The economic effect of using C-MES for rectangular cutting is composed of the same components as for linear cutting. But the increase in output of finished goods can be up to 10%, and the efficiency of drawing up plans can increase by 50%. This is explained by the fact that this type of cutting is more labor-intensive operation, and in most cases the result of planning such a task without using effective tools will not be optimal. Consequently, the economic effect of the introduction of C-MES for 2D nesting will be more significant with the optimal loading of equipment that allows to produce rectangular cutting (Fig 6).



When solving problems of 3D nesting (packaging) (3D), in most cases, heuristic (approximate) algorithms are used. Any approximate solution assumes the existence of an algorithm that would allow us to determine exactly how to produce a 3D cut or place boxes in a container. Basically, they are built on decomposition - the note of these problems to problems of smaller dimension. Various variants of this procedure are applied - for example, splitting into layers and filling each layer according to an individual algorithm or "wall construction". There are algorithms when after filling each layer or "building a wall" additional optimization is performed.

The number of precise algorithms for solving the three-dimensional nesting-packing problem is limited in comparison with the number of available heuristic optimization methods. One of the reasons for this is the complexity of presenting probable packaging and imposing constraints on real problems.
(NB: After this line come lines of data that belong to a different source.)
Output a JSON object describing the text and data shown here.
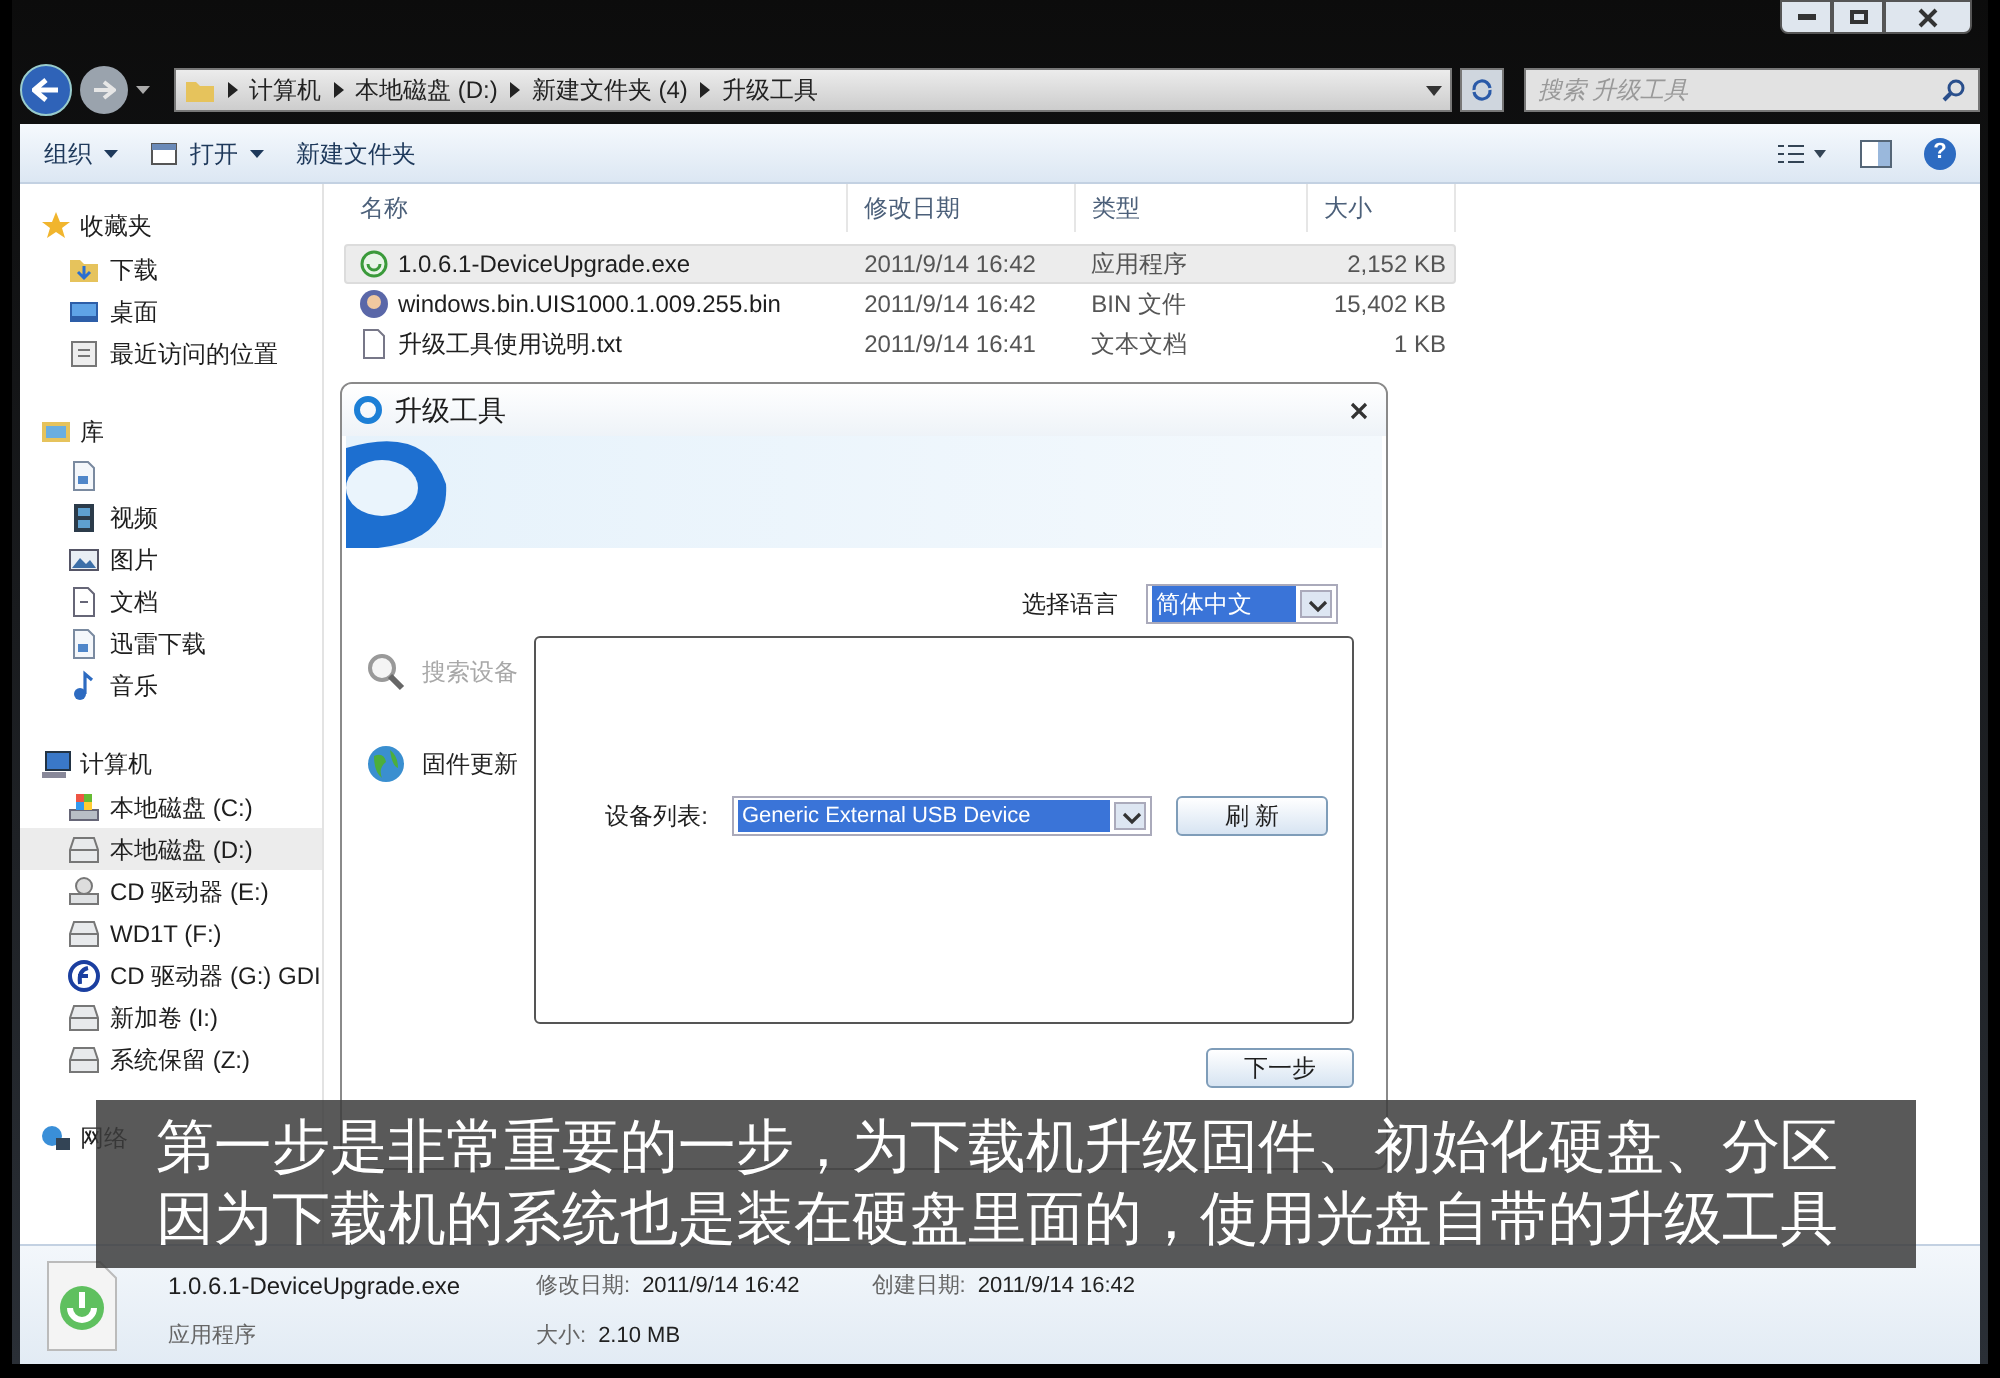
{
  "address_bar": {
    "crumbs": [
      "计算机",
      "本地磁盘 (D:)",
      "新建文件夹 (4)",
      "升级工具"
    ],
    "search": {
      "placeholder": "搜索 升级工具"
    }
  },
  "toolbar": [
    {
      "label": "组织",
      "dropdown": true,
      "kind": "text"
    },
    {
      "label": "打开",
      "dropdown": true,
      "kind": "open"
    },
    {
      "label": "新建文件夹",
      "dropdown": false,
      "kind": "text"
    }
  ],
  "sidebar": [
    {
      "label": "收藏夹",
      "kind": "star",
      "selected": false,
      "children": [
        {
          "label": "下载",
          "kind": "download",
          "selected": false
        },
        {
          "label": "桌面",
          "kind": "desktop",
          "selected": false
        },
        {
          "label": "最近访问的位置",
          "kind": "recent",
          "selected": false
        }
      ]
    },
    {
      "label": "库",
      "kind": "library",
      "selected": false,
      "children": [
        {
          "kind": "file",
          "selected": false
        },
        {
          "label": "视频",
          "kind": "video",
          "selected": false
        },
        {
          "label": "图片",
          "kind": "picture",
          "selected": false
        },
        {
          "label": "文档",
          "kind": "document",
          "selected": false
        },
        {
          "label": "迅雷下载",
          "kind": "file",
          "selected": false
        },
        {
          "label": "音乐",
          "kind": "music",
          "selected": false
        }
      ]
    },
    {
      "label": "计算机",
      "kind": "computer",
      "selected": false,
      "children": [
        {
          "label": "本地磁盘 (C:)",
          "kind": "system-drive",
          "selected": false
        },
        {
          "label": "本地磁盘 (D:)",
          "kind": "drive",
          "selected": true
        },
        {
          "label": "CD 驱动器 (E:)",
          "kind": "cd",
          "selected": false
        },
        {
          "label": "WD1T (F:)",
          "kind": "drive",
          "selected": false
        },
        {
          "label": "CD 驱动器 (G:) GDI",
          "kind": "disc-logo",
          "selected": false
        },
        {
          "label": "新加卷 (I:)",
          "kind": "drive",
          "selected": false
        },
        {
          "label": "系统保留 (Z:)",
          "kind": "drive",
          "selected": false
        }
      ]
    },
    {
      "label": "网络",
      "kind": "network",
      "selected": false
    }
  ],
  "help_button": "?",
  "file_list": {
    "columns": [
      "名称",
      "修改日期",
      "类型",
      "大小"
    ],
    "rows": [
      {
        "name": "1.0.6.1-DeviceUpgrade.exe",
        "date": "2011/9/14 16:42",
        "type": "应用程序",
        "size": "2,152 KB",
        "kind": "exe",
        "selected": true
      },
      {
        "name": "windows.bin.UIS1000.1.009.255.bin",
        "date": "2011/9/14 16:42",
        "type": "BIN 文件",
        "size": "15,402 KB",
        "kind": "bin",
        "selected": false
      },
      {
        "name": "升级工具使用说明.txt",
        "date": "2011/9/14 16:41",
        "type": "文本文档",
        "size": "1 KB",
        "kind": "txt",
        "selected": false
      }
    ]
  },
  "dialog": {
    "title": "升级工具",
    "language_label": "选择语言",
    "language_value": "简体中文",
    "side_items": [
      {
        "label": "搜索设备",
        "kind": "search",
        "disabled": true
      },
      {
        "label": "固件更新",
        "kind": "globe",
        "disabled": false
      }
    ],
    "device_label": "设备列表:",
    "device_value": "Generic External USB Device",
    "refresh_button": "刷 新",
    "next_button": "下一步"
  },
  "details_pane": {
    "name": "1.0.6.1-DeviceUpgrade.exe",
    "type": "应用程序",
    "fields": [
      {
        "label": "修改日期:",
        "value": "2011/9/14 16:42"
      },
      {
        "label": "创建日期:",
        "value": "2011/9/14 16:42"
      },
      {
        "label": "大小:",
        "value": "2.10 MB"
      }
    ]
  },
  "caption": [
    "第一步是非常重要的一步，为下载机升级固件、初始化硬盘、分区",
    "因为下载机的系统也是装在硬盘里面的，使用光盘自带的升级工具"
  ]
}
Nevertheless, various methods have been developed to solve this problem. For example, a model based on the Cartesian coordinate system provides vertical, horizontal stability and in most cases allows finding the optimal solution. The method of planes for solving 3D nesting problems is theoretically justified. A variant of the direction of loading of a three-dimensional orthogonal container, using the example of implementing algorithms for solving orthogonal packaging problems of objects, is shown in Fig.7.

In the C-MES concept, the definition of optimal 3D nesting is also used as a solution to the problem of packing cargo during transportation between production sites of the enterprise.



Thus, the program (algorithm) of any (1D, 2D, 3D) nesting includes two basic steps: the stage of plotting the map of all possible variants of nesting and the step of calculating optimal nesting options.

In connection with the trend towards the widespread use of artificial neural networks (INS) in recent years, it seems possible and even promising to use them for solving 3D nesting problems, despite the fact that training INS is a complex and time-consuming process.

It should be noted that in the world there are many software products for the formation of different types of cuttings, but in general they are supplied as separate solutions. C-MES is a comprehensive software product designed to perform the following functions:

The nesting function is integrated into C-MES and therefore allows to calculate optimal cuts based on the current situation in a particular production based on real-time data and therefore more economically efficient. These data are formed during monitoring and dispatching of the following production procedures (functions):

Given the modularity of the C-MES, the nesting module can be used in conjunction with other modules and independently, thereby providing flexibility in the application of the nesting function in the current production environment. However, for effective interaction between production processes within the enterprise, it is more expedient to use the calculation of cutting in combination with the above functions.

C-MES is a complex business application designed to perform such large computing tasks as nesting tasks. Economically feasible time costs for solving 2D and 3D cuts can only be obtained by using parallel computations that can be implemented in several ways: either locally (for example, though not in all cases using CUDA technology) or using data centers (DPC). C-MES can be supplied in both versions, while the second option (use of data centers in the SaaS model) for small and medium-sized enterprises is less expensive, and such companies can use large computing power to enable all stakeholders and departments to make effective decisions.